You say you've got squirrels in your attic. Garry Guinn says you've got a hole in your house, and works with you to secure a fix that benefits both the critters and you.
Garry's business, Humane Wildlife Solutions LLC runs on eco-logic with super Green cred: this St. Louis enterprise endorsed by all the wildlife agencies in town! His practices like "exclusion and eviction" apply his deep understanding of animal behavior, including the animals (us) who call him to deal with their "pests." Note that "extermination" does not need to be on this action list, for a company that gives a multi-month guarantee of problem-solving success!
Meet Garry Guinn and Humane Wildlife Solutions LLC at the Green Living Festival - Saturday June 1 - Missouri Botanical Garden.
Music: Big Piney Blues, performed live at KDHX by Brian Curran
THANKS to Andy Heaslet, Earthworms podcast engineer

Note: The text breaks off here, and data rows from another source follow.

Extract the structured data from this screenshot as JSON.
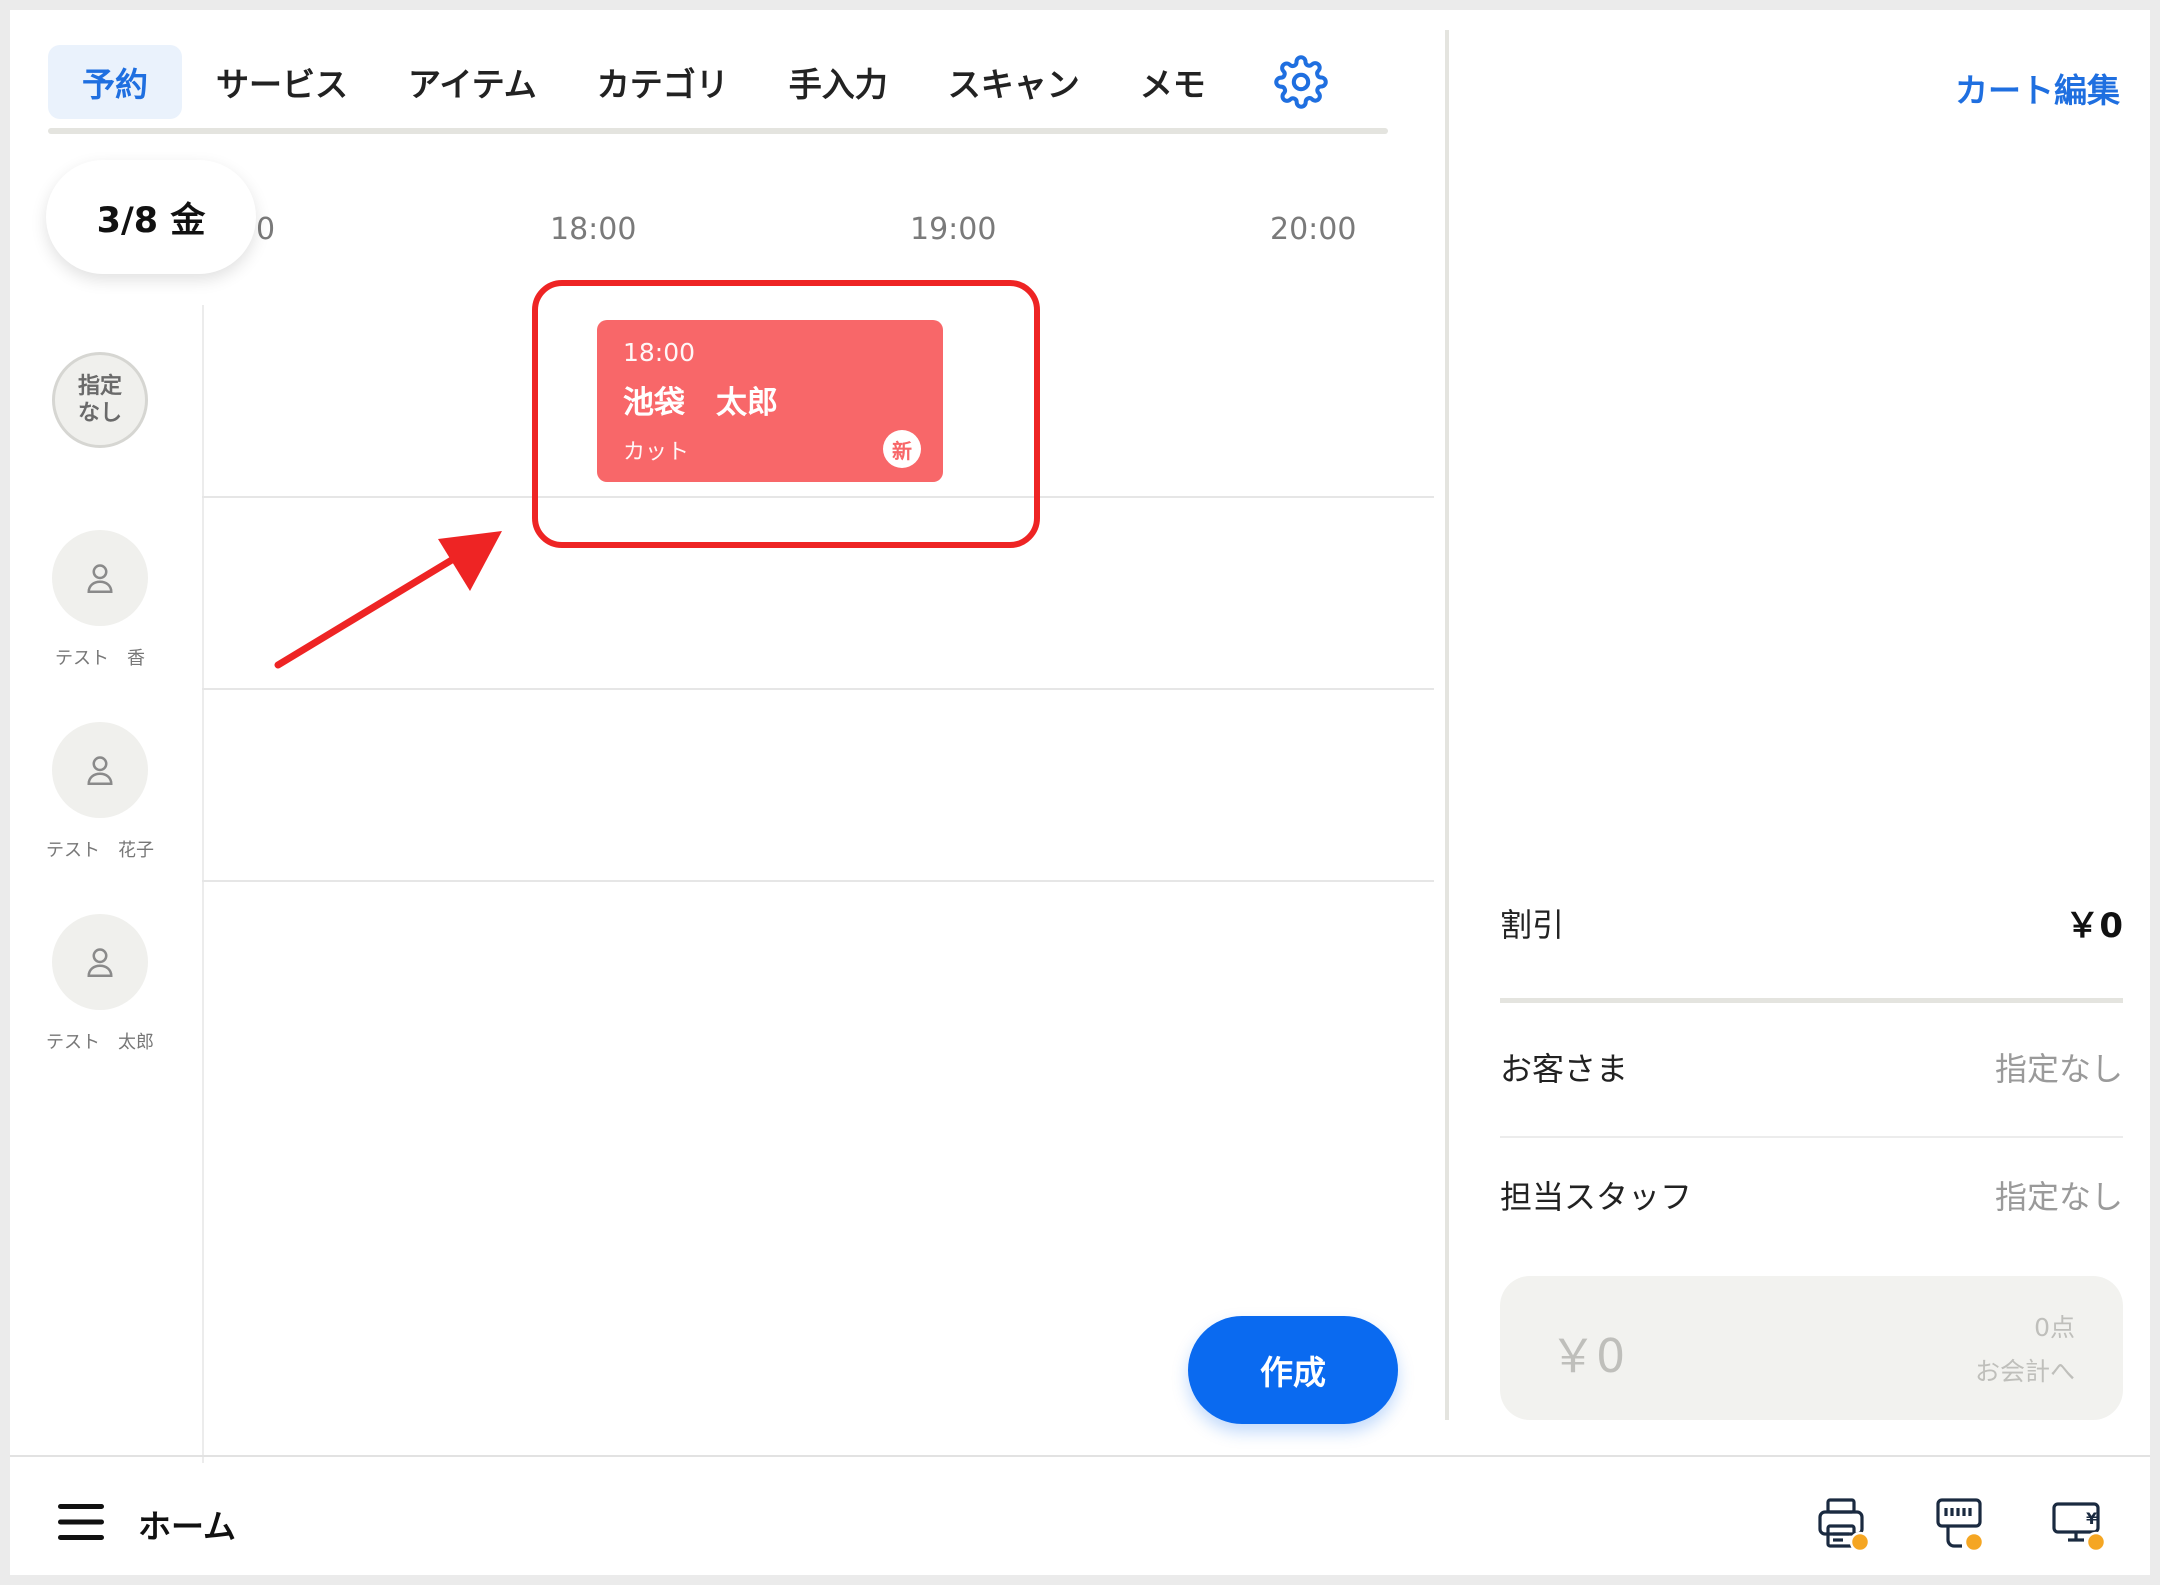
{
  "tabs": [
    {
      "label": "予約",
      "active": true
    },
    {
      "label": "サービス"
    },
    {
      "label": "アイテム"
    },
    {
      "label": "カテゴリ"
    },
    {
      "label": "手入力"
    },
    {
      "label": "スキャン"
    },
    {
      "label": "メモ"
    }
  ],
  "settings_icon": "gear-icon",
  "date_label": "3/8 金",
  "timeline": {
    "partial_hour": "0",
    "hours": [
      "18:00",
      "19:00",
      "20:00"
    ]
  },
  "staff": [
    {
      "avatar_text_1": "指定",
      "avatar_text_2": "なし"
    },
    {
      "name": "テスト　香",
      "icon": "user-icon"
    },
    {
      "name": "テスト　花子",
      "icon": "user-icon"
    },
    {
      "name": "テスト　太郎",
      "icon": "user-icon"
    }
  ],
  "booking": {
    "time": "18:00",
    "customer": "池袋　太郎",
    "service": "カット",
    "badge": "新",
    "color": "#f86769"
  },
  "create_button": "作成",
  "cart": {
    "edit_label": "カート編集",
    "discount_label": "割引",
    "discount_value": "￥0",
    "customer_label": "お客さま",
    "customer_value": "指定なし",
    "staff_label": "担当スタッフ",
    "staff_value": "指定なし",
    "total": "￥0",
    "count": "0点",
    "checkout_label": "お会計へ"
  },
  "bottom": {
    "menu_icon": "hamburger-menu-icon",
    "home_label": "ホーム",
    "device_icons": [
      "receipt-printer-icon",
      "card-reader-icon",
      "customer-display-icon"
    ],
    "status_dot_color": "#f5a623"
  },
  "colors": {
    "accent": "#1f6fe0",
    "primary_button": "#0a6af0",
    "annotation": "#ee2424"
  }
}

Related Earthworms Conversations: Nancy Lawson, the Humane Gardener (Feb 2019)
A power plant burns coal to produce electricity. As with any other combustion, ash remains. This ash is typically stored in "ponds" near the plant. What do ponds do? The fill up, they overflow, they leak into groundwater. With coal ash in this flow, toxics like Arsenic, Lead, Molybdenum, Mercury and more get into our water supplies.
LEO, the Labadie Environmental Organization, has been tracking and acting on Missouri coal ash issues for more than 11 years. LEO organizers Patricia Schuba and Janet Dittrich bring to this Earthworms edition research, observations and an urgent request to YOU to weigh in as MO-Dept of Natural Resources develops a plan to present to US EPA.
Groups like LEO across the country are working to hold power plants responsible for cleaning up coal ash ponds, and managing coal combustion waste responsibly. In Missouri, a public comment period through March 28 gives citizens the chance to comment on MO-Dept of Natural Resources proposal to regulate coal ash.
THANKS to Andy Heaslet, Earthworms Green-savvy enineer
Music: Stomp Hat, performed live at KDHX by Matt Flinner
Related Earthworms Conversations: Value of Water Coalition (Oct 2015)
A lot of enviro-info dis-credits our human species for the impacts of our "footprints" on Earth's systems, and on beings other than ourselves.
Scientist and public health advocate Greg Norris was inspired, while working with Life Cycle Analyses, to look up from Footprints and focus on the human part that can collaborate, create and restore. "Handprinting" has become a vehicle to encourage and measure our capacity to be a benefit on Earth.
Beneficial actions - and the ripples of influence they create - can now be measured through a key piece of Norris' work-in-progress, the app Handprinter.org.
This tool and idea aim to ensure that Earth is better off because of human beings, than without us.
THANKS to Andy Heaslet, Earthworms net-positive impact engineer
Music: Trambone, performed at KDHX by Brian Curran
Related Earthworms Conversations: Traditional Ecological Knowledge with Dr. Daniel Wildcat (October 2018)